** Opening SUPPLIED RECORDS block **
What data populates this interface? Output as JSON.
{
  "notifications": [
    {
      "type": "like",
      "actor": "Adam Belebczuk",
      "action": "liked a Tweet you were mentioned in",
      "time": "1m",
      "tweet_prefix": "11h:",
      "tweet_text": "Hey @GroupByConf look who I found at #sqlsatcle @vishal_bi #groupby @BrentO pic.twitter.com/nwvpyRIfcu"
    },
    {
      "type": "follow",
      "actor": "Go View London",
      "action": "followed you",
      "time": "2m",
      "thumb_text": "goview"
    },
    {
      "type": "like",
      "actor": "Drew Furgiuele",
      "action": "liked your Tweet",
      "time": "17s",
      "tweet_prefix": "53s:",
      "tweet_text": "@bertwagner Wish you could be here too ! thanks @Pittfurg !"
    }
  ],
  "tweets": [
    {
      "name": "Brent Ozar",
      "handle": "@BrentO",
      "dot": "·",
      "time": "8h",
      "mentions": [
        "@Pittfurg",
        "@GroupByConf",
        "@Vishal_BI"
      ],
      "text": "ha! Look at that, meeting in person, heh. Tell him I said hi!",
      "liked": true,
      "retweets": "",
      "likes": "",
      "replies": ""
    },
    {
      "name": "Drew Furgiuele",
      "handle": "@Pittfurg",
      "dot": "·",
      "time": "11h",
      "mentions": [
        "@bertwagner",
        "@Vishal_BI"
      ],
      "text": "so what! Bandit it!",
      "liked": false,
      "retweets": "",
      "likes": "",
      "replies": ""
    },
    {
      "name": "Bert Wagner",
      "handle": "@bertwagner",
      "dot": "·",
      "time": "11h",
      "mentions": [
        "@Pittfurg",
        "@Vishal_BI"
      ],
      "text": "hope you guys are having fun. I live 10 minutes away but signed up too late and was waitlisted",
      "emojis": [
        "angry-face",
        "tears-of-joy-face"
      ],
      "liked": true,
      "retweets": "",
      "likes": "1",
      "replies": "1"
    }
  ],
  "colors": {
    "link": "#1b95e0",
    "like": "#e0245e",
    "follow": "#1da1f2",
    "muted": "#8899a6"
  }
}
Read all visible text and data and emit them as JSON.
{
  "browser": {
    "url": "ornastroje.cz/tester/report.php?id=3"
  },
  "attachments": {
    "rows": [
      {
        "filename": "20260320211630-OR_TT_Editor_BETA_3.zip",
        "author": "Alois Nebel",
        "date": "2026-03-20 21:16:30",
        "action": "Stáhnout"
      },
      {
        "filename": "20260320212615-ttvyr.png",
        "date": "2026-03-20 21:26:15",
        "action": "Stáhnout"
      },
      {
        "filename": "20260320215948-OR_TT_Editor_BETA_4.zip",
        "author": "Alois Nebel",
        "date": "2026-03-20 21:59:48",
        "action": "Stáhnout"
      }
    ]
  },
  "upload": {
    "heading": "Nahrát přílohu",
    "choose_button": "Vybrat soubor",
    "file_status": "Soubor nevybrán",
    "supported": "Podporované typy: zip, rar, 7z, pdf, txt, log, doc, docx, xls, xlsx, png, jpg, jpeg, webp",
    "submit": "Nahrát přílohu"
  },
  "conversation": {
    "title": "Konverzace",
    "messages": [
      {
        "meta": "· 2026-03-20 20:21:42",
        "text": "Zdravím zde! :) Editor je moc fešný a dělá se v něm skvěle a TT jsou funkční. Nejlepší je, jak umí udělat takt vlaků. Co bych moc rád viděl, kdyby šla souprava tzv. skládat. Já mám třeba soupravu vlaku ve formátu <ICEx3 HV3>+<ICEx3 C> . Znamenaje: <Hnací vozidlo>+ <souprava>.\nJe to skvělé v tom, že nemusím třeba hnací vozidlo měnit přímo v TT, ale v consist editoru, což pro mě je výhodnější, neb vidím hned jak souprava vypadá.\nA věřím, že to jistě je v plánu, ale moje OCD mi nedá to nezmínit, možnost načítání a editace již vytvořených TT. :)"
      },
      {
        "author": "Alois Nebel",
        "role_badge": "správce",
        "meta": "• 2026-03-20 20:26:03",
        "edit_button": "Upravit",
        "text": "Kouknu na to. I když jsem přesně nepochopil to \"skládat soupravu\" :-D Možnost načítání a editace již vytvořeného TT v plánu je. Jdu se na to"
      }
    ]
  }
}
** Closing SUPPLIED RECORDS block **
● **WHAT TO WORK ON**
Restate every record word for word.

● **RESPONSE AREA**
What data populates this interface? Output as JSON.
{
  "notifications": [
    {
      "type": "like",
      "actor": "Adam Belebczuk",
      "action": "liked a Tweet you were mentioned in",
      "time": "1m",
      "tweet_prefix": "11h:",
      "tweet_text": "Hey @GroupByConf look who I found at #sqlsatcle @vishal_bi #groupby @BrentO pic.twitter.com/nwvpyRIfcu"
    },
    {
      "type": "follow",
      "actor": "Go View London",
      "action": "followed you",
      "time": "2m",
      "thumb_text": "goview"
    },
    {
      "type": "like",
      "actor": "Drew Furgiuele",
      "action": "liked your Tweet",
      "time": "17s",
      "tweet_prefix": "53s:",
      "tweet_text": "@bertwagner Wish you could be here too ! thanks @Pittfurg !"
    }
  ],
  "tweets": [
    {
      "name": "Brent Ozar",
      "handle": "@BrentO",
      "dot": "·",
      "time": "8h",
      "mentions": [
        "@Pittfurg",
        "@GroupByConf",
        "@Vishal_BI"
      ],
      "text": "ha! Look at that, meeting in person, heh. Tell him I said hi!",
      "liked": true,
      "retweets": "",
      "likes": "",
      "replies": ""
    },
    {
      "name": "Drew Furgiuele",
      "handle": "@Pittfurg",
      "dot": "·",
      "time": "11h",
      "mentions": [
        "@bertwagner",
        "@Vishal_BI"
      ],
      "text": "so what! Bandit it!",
      "liked": false,
      "retweets": "",
      "likes": "",
      "replies": ""
    },
    {
      "name": "Bert Wagner",
      "handle": "@bertwagner",
      "dot": "·",
      "time": "11h",
      "mentions": [
        "@Pittfurg",
        "@Vishal_BI"
      ],
      "text": "hope you guys are having fun. I live 10 minutes away but signed up too late and was waitlisted",
      "emojis": [
        "angry-face",
        "tears-of-joy-face"
      ],
      "liked": true,
      "retweets": "",
      "likes": "1",
      "replies": "1"
    }
  ],
  "colors": {
    "link": "#1b95e0",
    "like": "#e0245e",
    "follow": "#1da1f2",
    "muted": "#8899a6"
  }
}
Read all visible text and data and emit them as JSON.
{
  "browser": {
    "url": "ornastroje.cz/tester/report.php?id=3"
  },
  "attachments": {
    "rows": [
      {
        "filename": "20260320211630-OR_TT_Editor_BETA_3.zip",
        "author": "Alois Nebel",
        "date": "2026-03-20 21:16:30",
        "action": "Stáhnout"
      },
      {
        "filename": "20260320212615-ttvyr.png",
        "date": "2026-03-20 21:26:15",
        "action": "Stáhnout"
      },
      {
        "filename": "20260320215948-OR_TT_Editor_BETA_4.zip",
        "author": "Alois Nebel",
        "date": "2026-03-20 21:59:48",
        "action": "Stáhnout"
      }
    ]
  },
  "upload": {
    "heading": "Nahrát přílohu",
    "choose_button": "Vybrat soubor",
    "file_status": "Soubor nevybrán",
    "supported": "Podporované typy: zip, rar, 7z, pdf, txt, log, doc, docx, xls, xlsx, png, jpg, jpeg, webp",
    "submit": "Nahrát přílohu"
  },
  "conversation": {
    "title": "Konverzace",
    "messages": [
      {
        "meta": "· 2026-03-20 20:21:42",
        "text": "Zdravím zde! :) Editor je moc fešný a dělá se v něm skvěle a TT jsou funkční. Nejlepší je, jak umí udělat takt vlaků. Co bych moc rád viděl, kdyby šla souprava tzv. skládat. Já mám třeba soupravu vlaku ve formátu <ICEx3 HV3>+<ICEx3 C> . Znamenaje: <Hnací vozidlo>+ <souprava>.\nJe to skvělé v tom, že nemusím třeba hnací vozidlo měnit přímo v TT, ale v consist editoru, což pro mě je výhodnější, neb vidím hned jak souprava vypadá.\nA věřím, že to jistě je v plánu, ale moje OCD mi nedá to nezmínit, možnost načítání a editace již vytvořených TT. :)"
      },
      {
        "author": "Alois Nebel",
        "role_badge": "správce",
        "meta": "• 2026-03-20 20:26:03",
        "edit_button": "Upravit",
        "text": "Kouknu na to. I když jsem přesně nepochopil to \"skládat soupravu\" :-D Možnost načítání a editace již vytvořeného TT v plánu je. Jdu se na to"
      }
    ]
  }
}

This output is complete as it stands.